The letter to the nation’s schools and universities was signed both by former Education Secretary Arne Duncan, right, and his successor, John B. King Jr., left. (Photo by Evelyn Hockstein/For The Washington Post)

The U.S. Education Department is urging the nation’s colleges and K-12 schools to guard against harassment and discrimination based on race, religion or national origin, a response to anti-Muslim and anti-refugee sentiments that appear to be on the rise.

“A focus on these protections, while always essential, is particularly important amid international and domestic events that create an urgent need for safe spaces for students,” reads the Dec. 31 open letter to school leaders, which was signed both by Arne Duncan, who stepped down as U.S. Education Secretary that day, and John B. King Jr., who is now serving as acting secretary.

The letter described the kind of behavior that schools should look out for, from name-calling to physical attacks, and singled out students who are most likely to need protection: “Those who are, or are perceived to be, Syrian, Muslim, Middle Eastern, or Arab, as well as those who are Sikh, Jewish, or students of color.”

The guidance to schools comes after terrorist attacks in Paris and San Bernardino, Calif. fueled a backlash against Muslims and a a vigorous public debate about whether to welcome refugees fleeing violence in Syria. More than two dozen Republican governors have said they don’t want refugees in their states and GOP presidential candidate Donald Trump has called for rejecting all Muslim refugees seeking to enter the U.S.

Such public discussion can result in the “dissemination of misinformation” into schools, leading to bullying that “can jeopardize students’ ability to learn, undermine their physical and emotional well-being, provoke retaliatory acts, and exacerbate community conflicts,” federal officials wrote in their letter.

The Council on American-Islamic Relations has reported an increase in reports of bullying and discrimination against Muslim students in the past year. CAIR’s 2014 survey of Muslim youth ages 11-18 in California found that a majority of them — 55 percent — had been bullied at school because of their religion. And not all of the offensive behavior came from other students: One in five Muslim youth, or 20 percent, reported discrimination by a teacher, administrator or other staff member.

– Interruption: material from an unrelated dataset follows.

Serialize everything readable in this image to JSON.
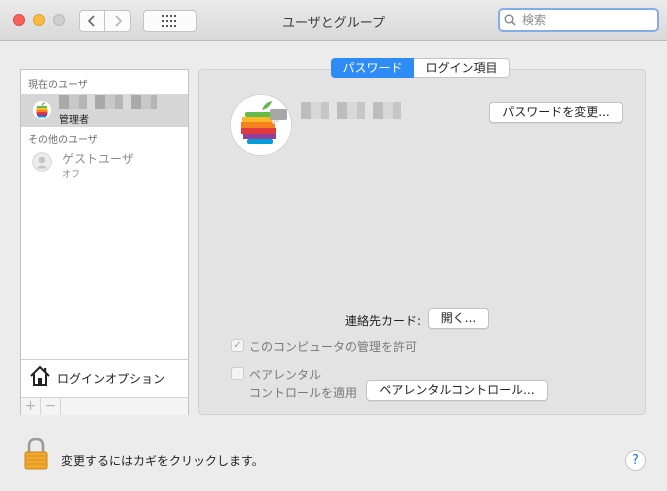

Last year, for example, a Florida teacher was suspended for five days without pay after allegedly calling a 14-year-old Muslim student a “raghead Taliban” when he walked into class wearing a hoodie, according to the Miami Herald. And the Justice Department is investigating whether the arrest of 14-year-old Ahmed Mohamed, who was taken into custody after bringing a homemade clock to his suburban Dallas school, was the result of discrimination. Officials there said they were worried the clock might be a bomb.

The Education Department’s letter to schools highlighted the role that teachers play in creating a welcoming culture: “Because parents and students look to you for leadership, their hearing from you that such conduct is unconditionally wrong and will not be tolerated in our schools will make a real difference,” the letter said.

Read the letter:

Federal officials urge schools to fight discrimination